The essay below was part of my submission when I was nominated as a semifinalist in the local “teacher of the year” event. It was an honor to be nominated and to take time to reflect on my joy in teaching.


My joy in teaching comes from helping others make their world a better place whether I am facilitating learning of critical thinking or kindness in my 4th grade classroom, tutoring a student, brainstorming creative classroom uses of free and existing technology with my fellow teachers, introducing my coworkers to a healthy lunch bunch, motivating my daughters to exercise by completing a triathlon, guiding my mom to bridge the miles with her siblings by learning to Facebook, bonding with high schoolers in the church youth group on Wednesday nights, hosting “coffeehouse” nights with 45+ high school kids at my house, challenging young moms at church to keep family a priority while finding balance in all their life activities, sharing with my friends new ideas I found in Popular Mechanics, Wired, or Real Simple magazine, or maintaining a blog and track out cart of useful resources to share with others.
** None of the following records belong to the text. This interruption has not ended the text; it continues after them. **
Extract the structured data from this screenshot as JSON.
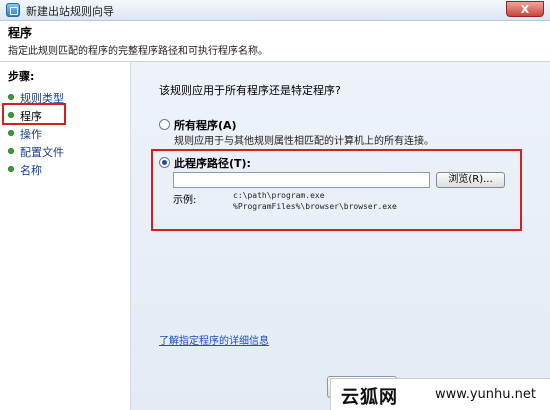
{
  "window": {
    "title": "新建出站规则向导",
    "close_glyph": "X"
  },
  "header": {
    "title": "程序",
    "subtitle": "指定此规则匹配的程序的完整程序路径和可执行程序名称。"
  },
  "sidebar": {
    "steps_label": "步骤:",
    "items": [
      {
        "label": "规则类型"
      },
      {
        "label": "程序"
      },
      {
        "label": "操作"
      },
      {
        "label": "配置文件"
      },
      {
        "label": "名称"
      }
    ]
  },
  "main": {
    "question": "该规则应用于所有程序还是特定程序?",
    "all_programs": {
      "label": "所有程序(A)",
      "description": "规则应用于与其他规则属性相匹配的计算机上的所有连接。",
      "selected": false
    },
    "this_program": {
      "label": "此程序路径(T):",
      "selected": true,
      "path_value": "",
      "browse_label": "浏览(R)...",
      "example_label": "示例:",
      "examples": [
        "c:\\path\\program.exe",
        "%ProgramFiles%\\browser\\browser.exe"
      ]
    },
    "learn_more": "了解指定程序的详细信息"
  },
  "watermark": {
    "brand": "云狐网",
    "url": "www.yunhu.net"
  },
  "colors": {
    "highlight": "#d62020",
    "link": "#1a4fbf",
    "step_dot": "#2fa52f"
  }
}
I am energized when someone discovers the confidence, resources, or knowledge they need.

I do not settle for average. I often look to change up my teaching with new programs or materials (such as Daily 5) that emphasize true and tried methods. Student need to depend on classroom structures that foster accountability for learning, cooperation, and materials. Students know that I have high expectations for them, and they rise to meet them. I expect my teaching environment to have respect, compassion, cooperation, and a sprinkling of silliness (have you seen my Starbucks crown and power bands?!). On my wall is a large banner that reads “prove it” to remind us over and over again to try to explain, evaluate and reason our way through academic discussions, proof in the text in literature circles and written essays, valid arguments for whose answer is correct in math or social studies, personal and playground disagreements, science labs, and whether or not you can use the Benq projector interactive pen to draw mustaches on people at the board during team time (you can!).  Teaching my students to “prove it” also means teaching them to accept differences of opinions and learn to say “I’m sorry I was wrong” if necessary. Knowledge is power, and wisdom is using that knowledge well. These skills are useful in the classroom, in the home, and in the boardroom.
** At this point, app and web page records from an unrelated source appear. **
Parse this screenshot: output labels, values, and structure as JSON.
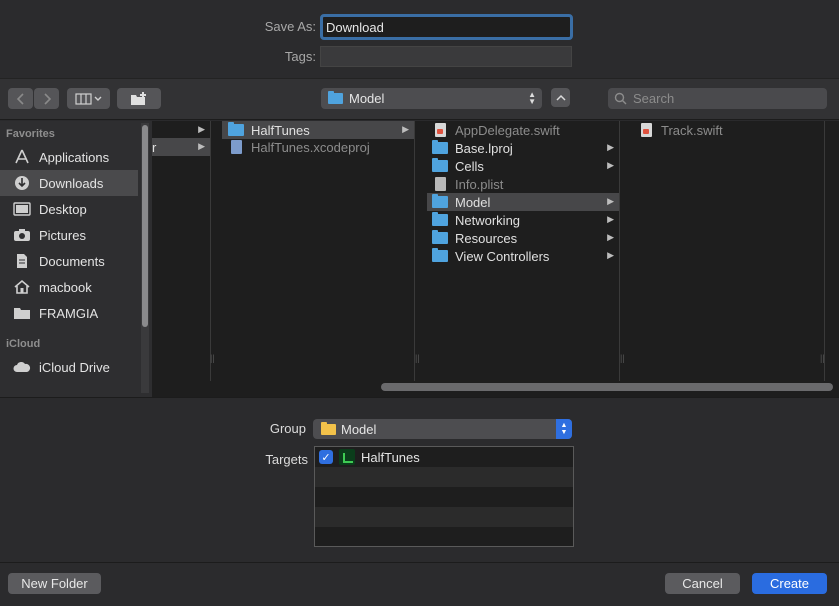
{
  "dialog": {
    "save_as_label": "Save As:",
    "save_as_value": "Download",
    "tags_label": "Tags:",
    "tags_value": ""
  },
  "toolbar": {
    "location_popup": "Model",
    "search_placeholder": "Search",
    "icons": [
      "chevron-left-icon",
      "chevron-right-icon",
      "column-view-icon",
      "new-folder-icon",
      "expand-icon"
    ]
  },
  "sidebar": {
    "favorites_header": "Favorites",
    "icloud_header": "iCloud",
    "items": [
      {
        "label": "Applications",
        "icon": "applications-icon"
      },
      {
        "label": "Downloads",
        "icon": "downloads-icon",
        "selected": true
      },
      {
        "label": "Desktop",
        "icon": "desktop-icon"
      },
      {
        "label": "Pictures",
        "icon": "camera-icon"
      },
      {
        "label": "Documents",
        "icon": "documents-icon"
      },
      {
        "label": "macbook",
        "icon": "home-icon"
      },
      {
        "label": "FRAMGIA",
        "icon": "folder-icon"
      }
    ],
    "icloud_items": [
      {
        "label": "iCloud Drive",
        "icon": "cloud-icon"
      }
    ]
  },
  "browser": {
    "col1": [
      {
        "label": "",
        "chevron": true
      },
      {
        "label": "r",
        "chevron": true,
        "selected": true
      }
    ],
    "col2": [
      {
        "label": "HalfTunes",
        "kind": "folder",
        "chevron": true,
        "selected": true
      },
      {
        "label": "HalfTunes.xcodeproj",
        "kind": "xcodeproj",
        "dim": true
      }
    ],
    "col3": [
      {
        "label": "AppDelegate.swift",
        "kind": "swift",
        "dim": true
      },
      {
        "label": "Base.lproj",
        "kind": "folder",
        "chevron": true
      },
      {
        "label": "Cells",
        "kind": "folder",
        "chevron": true
      },
      {
        "label": "Info.plist",
        "kind": "plist",
        "dim": true
      },
      {
        "label": "Model",
        "kind": "folder",
        "chevron": true,
        "selected": true
      },
      {
        "label": "Networking",
        "kind": "folder",
        "chevron": true
      },
      {
        "label": "Resources",
        "kind": "folder",
        "chevron": true
      },
      {
        "label": "View Controllers",
        "kind": "folder",
        "chevron": true
      }
    ],
    "col4": [
      {
        "label": "Track.swift",
        "kind": "swift",
        "dim": true
      }
    ]
  },
  "options": {
    "group_label": "Group",
    "group_value": "Model",
    "targets_label": "Targets",
    "targets": [
      {
        "label": "HalfTunes",
        "checked": true
      }
    ]
  },
  "buttons": {
    "new_folder": "New Folder",
    "cancel": "Cancel",
    "create": "Create"
  }
}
Teaching 21st century students makes me spend hours googling ways to do things easier and simpler with the technology we have so that the rest of our time can be spent creating, wondering, learning, and even trying to produce new resources such as a digital realia wall for science and social studies that will reduce the gap created by the wide range of reading levels. It means sharing ideas on methods and materials to work smarter not harder. There are so many ideas I want to try out! Taking the risk to try new things as a teacher makes me just as much of a student as those in my classroom. If I tell them I’m trying out a new program or idea, they encourage me, problem solve with me, and let me take risks that might end up in failure or success without adding a grade to my attempts. I learn so much from them! I hope that they see me encouraging them to take risks, to try new ideas, to work on mastery even if the road is long, and to better the world around them. Every year is a new adventure, and I’m thrilled with how much I have learned! It’s not the paycheck or the new evaluation tool that motivates me, it’s the students and their “ah ha” moments.